The Mets hope Spencer will split time with another former Yankee, Karim Garcia, in right field.
"Our plan was to bring in as many viable candidates as we could to compete for the right-field spot during the spring," Mets general manager Jim Duquette said.
He said what? "They are different than any other organization I've been with in regards to every day is the potential end-all. I've never seen a revolving-door atmosphere like there. It can sometimes be unsettling for people in role positions. I considered my time there as a role position, and it was unsettling and I don't have a desire to get back into that mix." - Newly signed INF Todd Zeile, on playing for the Yankees last season.
General manager Ed Wade has made it pretty clear that the team won't be able to sign both to lavish, long-term contracts, especially not with top pitching prospects Cole Hamels and Gavin Floyd moving steadily through the system.
Let the competition begin.
The question could have been moot if Millwood had decided to negotiate with the Phillies at midseason. Instead, he spurned the team's advances. But when he went 7-11 after May 23, his bargaining power eroded. He tested the market at the end of the season but ended up accepting arbitration from the Phillies.
In the meantime, general manager Ed Wade acquired Milton from the Twins.
Milton said that, unlike Millwood, he wouldn't be bothered if the Phillies wanted to negotiate an extension during the season. "Nothing really affects me on the field," he said. "One thing I have going for me is my poise and composure.
"I'm a real easy-going guy.

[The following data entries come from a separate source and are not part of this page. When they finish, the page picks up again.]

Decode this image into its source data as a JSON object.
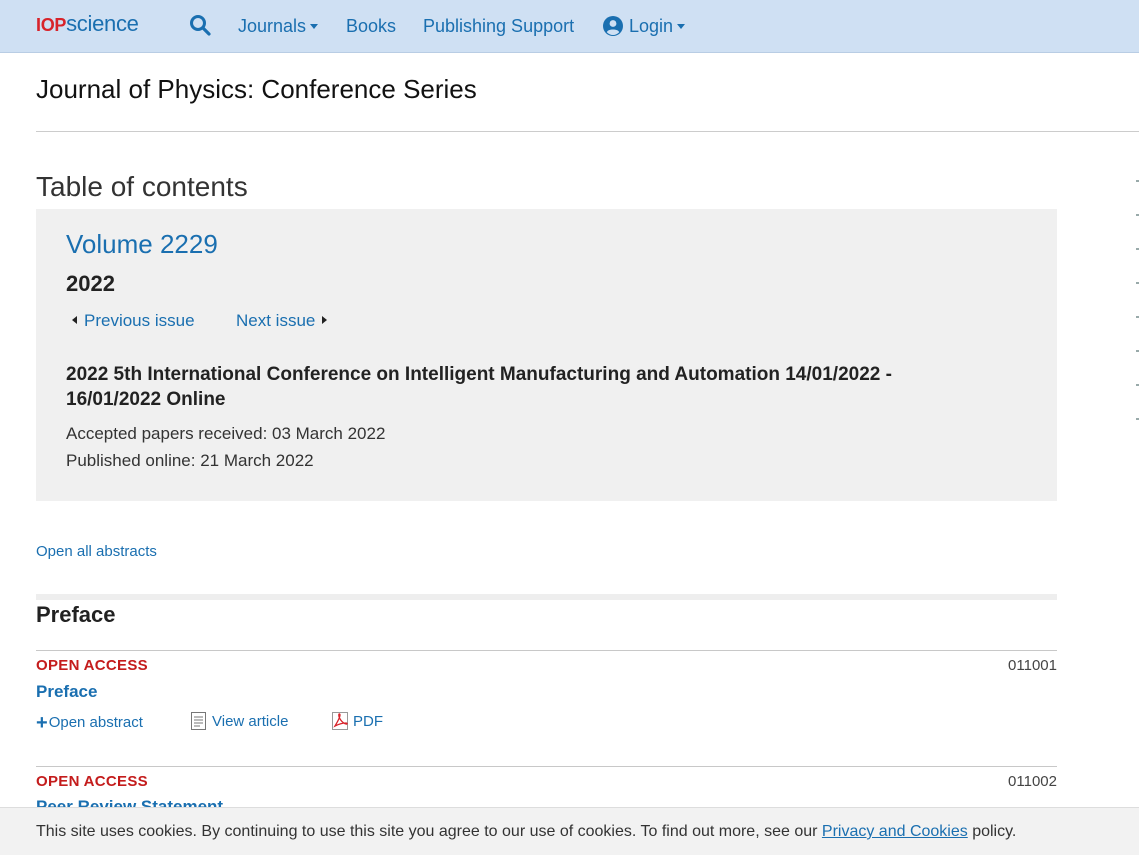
{
  "header": {
    "logo": {
      "iop": "IOP",
      "science": "science"
    },
    "nav": {
      "journals": "Journals",
      "books": "Books",
      "publishing_support": "Publishing Support",
      "login": "Login"
    },
    "icons": {
      "search": "search-icon",
      "user": "user-circle-icon"
    },
    "colors": {
      "bar": "#cfe0f3",
      "link": "#1a6fb0",
      "logo_red": "#d8232a"
    }
  },
  "journal_title": "Journal of Physics: Conference Series",
  "toc_heading": "Table of contents",
  "volume": {
    "title": "Volume 2229",
    "year": "2022",
    "previous_issue": "Previous issue",
    "next_issue": "Next issue",
    "conference": "2022 5th International Conference on Intelligent Manufacturing and Automation 14/01/2022 - 16/01/2022 Online",
    "accepted": "Accepted papers received: 03 March 2022",
    "published": "Published online: 21 March 2022"
  },
  "open_all_abstracts": "Open all abstracts",
  "section": {
    "title": "Preface"
  },
  "articles": [
    {
      "access": "OPEN ACCESS",
      "number": "011001",
      "title": "Preface",
      "actions": {
        "open_abstract": "Open abstract",
        "view_article": "View article",
        "pdf": "PDF"
      }
    },
    {
      "access": "OPEN ACCESS",
      "number": "011002",
      "title": "Peer Review Statement"
    }
  ],
  "cookie_banner": {
    "text_before": "This site uses cookies. By continuing to use this site you agree to our use of cookies. To find out more, see our ",
    "link": "Privacy and Cookies",
    "text_after": " policy."
  }
}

I just take things as they come."
Like third baseman David Bell, who will be trying to come back from back problems that plagued his first season in red pinstripes, Milton's first challenge will be to prove that he's completely healthy. He pitched in only four games last season after March surgery to repair a torn cartilage in his left knee.
"The knee is great," he said. "It couldn't be better. It's been a long road back, but I couldn't be more excited and ready."
Riding endless hours on an exercise bike has helped the 28-year-old lose about 30 pounds, which should take some stress off the knee.
It was that injury, along with his $9 million salary in the final season of a four-year contract, that convinced the Minnesota Twins to trade him for right-hander Carlos Silva, infielder Nick Punto and a player to be named later.
He said what? "It looks like things are going to work out. It was a good meeting. Everything was very amicable. I feel better about the situation." - Hall of Fame broadcaster Harry Kalas, on a January 29 meeting with the Phillies to discuss his contract situation.